I not only quit my job: I abandoned my Great Project.
I had been working on a Great Project for a number of years, a vast book in which I made an attempt to read art history from the quattrocento Renaissance to the Baroque as a history not of deep structures or forms of thinking or god help us movements in the human spirit but simply as a history of ornamentation, deriving the structural (emerging, if you like, probabilistically) from the chaotic accretions of decorative marginalia. It ranged over, to give merely a flavour of its extent, decorative motifs, friezes, architectural embellishments, floors, mosaics, marquetry, and medals; costume and jewellery; palaeography, typography, page setting in the early presses, spoglia, inscriptions, etymologies, philology, technology, emblems, rebuses, ornamentation in music. Everything trivial, superficial, gratuitous, redundant.
As Great Projects go, mine was a bit confused, and was, I suppose, mapped on to some messiness of mind generally that unsuited me for Academia, in which you are expected to think tidy, in the main.
Ted Kelley doesn’t live in Norbiton, he lives in Canbury in a big house near the park. He came to London years ago and married well, into a family that cut stone for monuments. He expanded the business and runs it still now, although you so often see him wandering about Norbiton with his dogs that you’d suppose him to be retired.

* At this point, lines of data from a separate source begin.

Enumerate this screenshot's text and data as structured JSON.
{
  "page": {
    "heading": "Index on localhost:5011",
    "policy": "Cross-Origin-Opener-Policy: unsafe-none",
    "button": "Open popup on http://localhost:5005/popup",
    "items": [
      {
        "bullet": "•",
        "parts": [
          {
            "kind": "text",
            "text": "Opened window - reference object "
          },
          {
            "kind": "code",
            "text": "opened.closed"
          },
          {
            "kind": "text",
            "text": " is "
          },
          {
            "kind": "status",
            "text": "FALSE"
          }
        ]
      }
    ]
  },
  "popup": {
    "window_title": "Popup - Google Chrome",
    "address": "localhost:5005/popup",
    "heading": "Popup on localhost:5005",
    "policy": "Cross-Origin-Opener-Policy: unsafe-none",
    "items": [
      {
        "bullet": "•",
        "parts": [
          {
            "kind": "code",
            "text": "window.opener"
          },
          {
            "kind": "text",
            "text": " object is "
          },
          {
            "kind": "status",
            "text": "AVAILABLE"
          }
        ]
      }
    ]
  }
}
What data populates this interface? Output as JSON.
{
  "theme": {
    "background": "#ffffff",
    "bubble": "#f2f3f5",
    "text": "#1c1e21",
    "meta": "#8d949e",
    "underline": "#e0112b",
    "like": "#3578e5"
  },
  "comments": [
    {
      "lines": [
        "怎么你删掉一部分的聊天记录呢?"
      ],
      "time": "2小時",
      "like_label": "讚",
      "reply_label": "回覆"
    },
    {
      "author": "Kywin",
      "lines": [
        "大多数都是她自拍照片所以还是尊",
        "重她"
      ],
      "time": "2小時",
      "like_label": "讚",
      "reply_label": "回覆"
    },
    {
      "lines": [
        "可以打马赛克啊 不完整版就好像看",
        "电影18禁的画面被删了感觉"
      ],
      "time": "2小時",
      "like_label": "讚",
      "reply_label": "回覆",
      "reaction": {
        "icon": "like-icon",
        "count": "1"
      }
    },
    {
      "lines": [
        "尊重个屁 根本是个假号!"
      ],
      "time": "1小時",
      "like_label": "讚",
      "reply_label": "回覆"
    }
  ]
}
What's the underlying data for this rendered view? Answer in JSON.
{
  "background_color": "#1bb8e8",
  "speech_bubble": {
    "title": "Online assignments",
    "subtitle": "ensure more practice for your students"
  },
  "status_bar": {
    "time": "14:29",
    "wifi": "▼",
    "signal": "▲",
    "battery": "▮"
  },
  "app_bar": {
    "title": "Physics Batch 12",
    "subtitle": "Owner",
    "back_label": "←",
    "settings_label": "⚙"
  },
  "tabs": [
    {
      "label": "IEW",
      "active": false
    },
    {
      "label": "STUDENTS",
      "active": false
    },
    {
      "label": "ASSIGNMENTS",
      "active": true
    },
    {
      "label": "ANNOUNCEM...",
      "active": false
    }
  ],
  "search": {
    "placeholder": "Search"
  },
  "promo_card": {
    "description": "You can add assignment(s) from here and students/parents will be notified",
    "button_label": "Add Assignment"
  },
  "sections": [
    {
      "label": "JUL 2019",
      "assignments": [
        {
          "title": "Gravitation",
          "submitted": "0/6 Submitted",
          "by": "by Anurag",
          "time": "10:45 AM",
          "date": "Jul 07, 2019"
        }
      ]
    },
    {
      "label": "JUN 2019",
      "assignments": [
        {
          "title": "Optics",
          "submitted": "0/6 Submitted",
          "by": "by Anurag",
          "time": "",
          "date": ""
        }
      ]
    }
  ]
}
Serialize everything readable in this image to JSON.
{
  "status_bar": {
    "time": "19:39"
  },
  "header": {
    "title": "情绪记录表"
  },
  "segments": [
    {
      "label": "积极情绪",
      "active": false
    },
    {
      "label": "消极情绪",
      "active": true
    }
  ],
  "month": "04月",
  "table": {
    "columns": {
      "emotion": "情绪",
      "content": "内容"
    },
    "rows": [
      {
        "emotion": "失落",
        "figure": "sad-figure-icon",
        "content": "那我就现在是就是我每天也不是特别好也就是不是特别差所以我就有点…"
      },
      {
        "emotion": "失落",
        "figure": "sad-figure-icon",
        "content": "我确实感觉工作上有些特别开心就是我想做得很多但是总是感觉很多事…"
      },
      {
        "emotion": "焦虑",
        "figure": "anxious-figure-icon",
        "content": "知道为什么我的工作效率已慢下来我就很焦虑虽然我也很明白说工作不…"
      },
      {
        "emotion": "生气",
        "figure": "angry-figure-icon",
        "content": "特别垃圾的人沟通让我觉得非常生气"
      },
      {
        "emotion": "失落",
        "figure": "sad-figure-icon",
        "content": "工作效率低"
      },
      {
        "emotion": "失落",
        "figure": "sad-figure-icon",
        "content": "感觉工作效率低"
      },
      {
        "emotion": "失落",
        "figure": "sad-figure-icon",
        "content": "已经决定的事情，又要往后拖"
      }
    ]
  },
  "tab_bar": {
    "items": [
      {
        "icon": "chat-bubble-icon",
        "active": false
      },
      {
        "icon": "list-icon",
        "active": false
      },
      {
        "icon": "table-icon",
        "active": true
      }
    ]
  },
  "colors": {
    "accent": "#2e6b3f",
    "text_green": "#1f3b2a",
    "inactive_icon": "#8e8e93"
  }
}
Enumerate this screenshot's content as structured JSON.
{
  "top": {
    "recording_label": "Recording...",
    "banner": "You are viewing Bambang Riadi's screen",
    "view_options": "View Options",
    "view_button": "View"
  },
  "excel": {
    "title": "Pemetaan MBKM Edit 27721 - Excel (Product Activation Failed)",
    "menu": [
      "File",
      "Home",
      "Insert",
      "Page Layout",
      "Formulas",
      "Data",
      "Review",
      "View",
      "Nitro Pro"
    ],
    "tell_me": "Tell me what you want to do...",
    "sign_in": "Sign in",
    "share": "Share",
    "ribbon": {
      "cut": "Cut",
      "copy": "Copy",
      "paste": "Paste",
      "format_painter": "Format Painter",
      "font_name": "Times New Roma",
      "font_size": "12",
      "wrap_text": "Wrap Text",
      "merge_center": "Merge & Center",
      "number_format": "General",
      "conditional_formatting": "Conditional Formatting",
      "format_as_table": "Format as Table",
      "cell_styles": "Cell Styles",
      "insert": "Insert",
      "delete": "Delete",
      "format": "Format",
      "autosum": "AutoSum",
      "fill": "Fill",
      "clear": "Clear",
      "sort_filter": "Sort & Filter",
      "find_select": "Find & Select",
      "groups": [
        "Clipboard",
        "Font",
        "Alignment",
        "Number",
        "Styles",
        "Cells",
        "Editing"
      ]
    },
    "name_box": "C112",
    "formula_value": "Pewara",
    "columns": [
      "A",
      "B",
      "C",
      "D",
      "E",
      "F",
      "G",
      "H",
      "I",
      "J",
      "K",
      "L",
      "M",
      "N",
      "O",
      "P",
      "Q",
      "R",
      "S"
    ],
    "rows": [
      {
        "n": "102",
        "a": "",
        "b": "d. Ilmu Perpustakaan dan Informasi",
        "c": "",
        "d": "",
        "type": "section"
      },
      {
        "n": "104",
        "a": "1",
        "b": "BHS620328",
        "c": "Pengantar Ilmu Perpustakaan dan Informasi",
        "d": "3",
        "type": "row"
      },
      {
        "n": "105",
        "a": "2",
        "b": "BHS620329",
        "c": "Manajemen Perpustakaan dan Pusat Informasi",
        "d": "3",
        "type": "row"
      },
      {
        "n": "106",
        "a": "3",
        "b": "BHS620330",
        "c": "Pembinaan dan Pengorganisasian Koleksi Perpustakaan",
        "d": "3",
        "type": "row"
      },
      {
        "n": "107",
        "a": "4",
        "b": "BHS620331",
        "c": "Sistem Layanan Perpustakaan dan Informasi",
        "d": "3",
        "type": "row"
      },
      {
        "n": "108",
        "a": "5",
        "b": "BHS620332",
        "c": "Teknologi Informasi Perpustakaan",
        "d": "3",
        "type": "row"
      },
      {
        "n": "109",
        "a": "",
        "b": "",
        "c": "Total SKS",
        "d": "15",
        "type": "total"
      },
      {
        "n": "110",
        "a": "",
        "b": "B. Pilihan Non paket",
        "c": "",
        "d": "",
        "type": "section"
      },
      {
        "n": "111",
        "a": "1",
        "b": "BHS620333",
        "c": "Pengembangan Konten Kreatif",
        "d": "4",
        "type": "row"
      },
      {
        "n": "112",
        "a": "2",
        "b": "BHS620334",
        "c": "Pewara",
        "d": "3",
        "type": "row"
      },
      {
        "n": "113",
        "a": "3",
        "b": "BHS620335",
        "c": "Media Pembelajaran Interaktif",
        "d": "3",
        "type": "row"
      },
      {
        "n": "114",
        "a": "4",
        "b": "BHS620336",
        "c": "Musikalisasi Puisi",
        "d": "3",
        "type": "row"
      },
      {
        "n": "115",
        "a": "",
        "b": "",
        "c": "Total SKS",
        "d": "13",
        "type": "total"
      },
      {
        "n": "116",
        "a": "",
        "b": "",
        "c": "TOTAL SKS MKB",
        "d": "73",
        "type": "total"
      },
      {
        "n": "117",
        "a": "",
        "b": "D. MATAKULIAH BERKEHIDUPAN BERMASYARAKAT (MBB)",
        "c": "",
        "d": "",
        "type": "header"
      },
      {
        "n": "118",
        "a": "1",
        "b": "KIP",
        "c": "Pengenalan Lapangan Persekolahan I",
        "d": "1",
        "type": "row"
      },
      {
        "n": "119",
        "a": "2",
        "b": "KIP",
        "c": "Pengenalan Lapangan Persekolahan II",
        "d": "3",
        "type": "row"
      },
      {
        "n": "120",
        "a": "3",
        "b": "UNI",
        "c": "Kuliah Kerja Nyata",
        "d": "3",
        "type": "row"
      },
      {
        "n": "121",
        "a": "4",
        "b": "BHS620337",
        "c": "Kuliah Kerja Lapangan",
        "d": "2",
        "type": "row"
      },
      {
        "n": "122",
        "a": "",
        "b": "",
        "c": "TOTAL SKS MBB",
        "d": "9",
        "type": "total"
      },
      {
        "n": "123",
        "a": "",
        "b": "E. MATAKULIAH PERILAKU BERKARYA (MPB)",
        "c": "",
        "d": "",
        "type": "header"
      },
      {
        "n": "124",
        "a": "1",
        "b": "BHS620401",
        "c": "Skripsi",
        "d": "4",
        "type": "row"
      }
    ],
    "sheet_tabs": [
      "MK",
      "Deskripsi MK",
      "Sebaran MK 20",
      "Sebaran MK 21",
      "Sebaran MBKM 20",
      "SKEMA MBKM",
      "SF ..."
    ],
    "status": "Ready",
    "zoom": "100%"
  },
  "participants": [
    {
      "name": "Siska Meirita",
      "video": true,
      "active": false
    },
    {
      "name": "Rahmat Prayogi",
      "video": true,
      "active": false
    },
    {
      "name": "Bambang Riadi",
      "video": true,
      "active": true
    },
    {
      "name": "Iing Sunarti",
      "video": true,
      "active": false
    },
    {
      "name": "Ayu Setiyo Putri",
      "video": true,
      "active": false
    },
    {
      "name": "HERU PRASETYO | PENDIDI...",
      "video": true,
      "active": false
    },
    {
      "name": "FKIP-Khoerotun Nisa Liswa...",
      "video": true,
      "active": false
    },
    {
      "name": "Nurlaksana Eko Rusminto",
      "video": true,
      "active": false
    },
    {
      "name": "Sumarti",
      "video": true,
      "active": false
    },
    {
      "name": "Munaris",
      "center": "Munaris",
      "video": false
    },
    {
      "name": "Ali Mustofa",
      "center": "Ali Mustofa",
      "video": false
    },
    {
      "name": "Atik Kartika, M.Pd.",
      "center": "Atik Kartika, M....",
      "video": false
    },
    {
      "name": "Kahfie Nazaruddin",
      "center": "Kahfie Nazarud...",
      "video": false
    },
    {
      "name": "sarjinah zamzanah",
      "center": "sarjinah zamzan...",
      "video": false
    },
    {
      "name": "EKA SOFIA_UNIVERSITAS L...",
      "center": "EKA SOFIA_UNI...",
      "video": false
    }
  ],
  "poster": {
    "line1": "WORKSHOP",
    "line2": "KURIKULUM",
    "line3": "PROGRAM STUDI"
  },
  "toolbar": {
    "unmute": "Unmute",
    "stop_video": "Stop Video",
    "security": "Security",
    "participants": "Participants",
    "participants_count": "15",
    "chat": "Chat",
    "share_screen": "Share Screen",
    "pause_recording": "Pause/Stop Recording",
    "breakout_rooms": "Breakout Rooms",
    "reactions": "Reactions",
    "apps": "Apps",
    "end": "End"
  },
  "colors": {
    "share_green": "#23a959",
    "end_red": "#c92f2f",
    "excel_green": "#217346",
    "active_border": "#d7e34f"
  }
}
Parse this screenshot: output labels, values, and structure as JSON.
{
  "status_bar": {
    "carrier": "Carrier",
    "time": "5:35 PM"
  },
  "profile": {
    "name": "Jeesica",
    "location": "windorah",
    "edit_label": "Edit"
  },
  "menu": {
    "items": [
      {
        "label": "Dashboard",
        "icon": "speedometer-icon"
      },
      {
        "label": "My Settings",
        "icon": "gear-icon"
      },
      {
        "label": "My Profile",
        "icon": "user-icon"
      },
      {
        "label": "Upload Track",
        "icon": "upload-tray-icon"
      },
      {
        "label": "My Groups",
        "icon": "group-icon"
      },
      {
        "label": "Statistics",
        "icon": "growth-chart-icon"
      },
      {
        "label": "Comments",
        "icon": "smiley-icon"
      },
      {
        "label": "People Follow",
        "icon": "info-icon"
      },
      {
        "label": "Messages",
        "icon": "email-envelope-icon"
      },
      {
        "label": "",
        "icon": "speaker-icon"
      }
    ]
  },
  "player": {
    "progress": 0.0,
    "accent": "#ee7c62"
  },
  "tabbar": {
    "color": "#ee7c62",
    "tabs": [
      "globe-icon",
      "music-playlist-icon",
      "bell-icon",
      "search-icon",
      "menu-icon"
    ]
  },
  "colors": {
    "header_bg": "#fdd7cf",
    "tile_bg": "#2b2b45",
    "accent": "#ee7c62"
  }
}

He’s a silver-haired Spaniard of an Irishman; sixty-years old, tall, charismatic, brawny, controlled. He has about him a sense of access to powerful worlds, a public capital of available mechanism, latent resources. Somewhere or other he could walk into offices, workshops, building sites, and make people jump.
But there is an odd sense of divorce between this bigger world where he is someone—large house, business, who knows what else—and his atom of self, wandering around Norbiton with his electron shell of dogs, as though he has moved beyond wanting power, or needing it, or caring much about it; has moved, even, beyond noticing its weight; but—perhaps this is where the unconscious menace he projects is located—you feel he would most certainly notice its absence, and would know how to go about grappling it back with brutal efficiency if he ever lost it.
When I asked Hunter Sidney if he didn’t think about going back to his first novel he just said, no, that would be like going back to Three-Mile Island or Gruinard or Chernobyl: the novel had contaminated the story.
When I asked him what he meant by that he said that the moment you put someone in a novel, the fact that they are an archaeologist or a taxidermist or a musician or whatever it was, they instantly took on a life of their own; an archaeologist is not just an person with a day job; his job is a metonym of hidden secrets, the sway of the dark past, and so on and so on. It was unavoidable. Novels had a way of writing themselves, anything you can say about anyone becomes hypercharged in novel space, becomes a great gravitational vortex which sucks you in. You like to think of novels as more grown up than fairy stories, but they were for the most part equally simplistic and not so much fun. A good writer—very few of those—would have the strength not to be dictated to by the form, and would chart his unstable path between the powerful attractors. He, Hunter Sidney, was not such a writer; he had been sullied by the experience and he didn’t bother with it any more.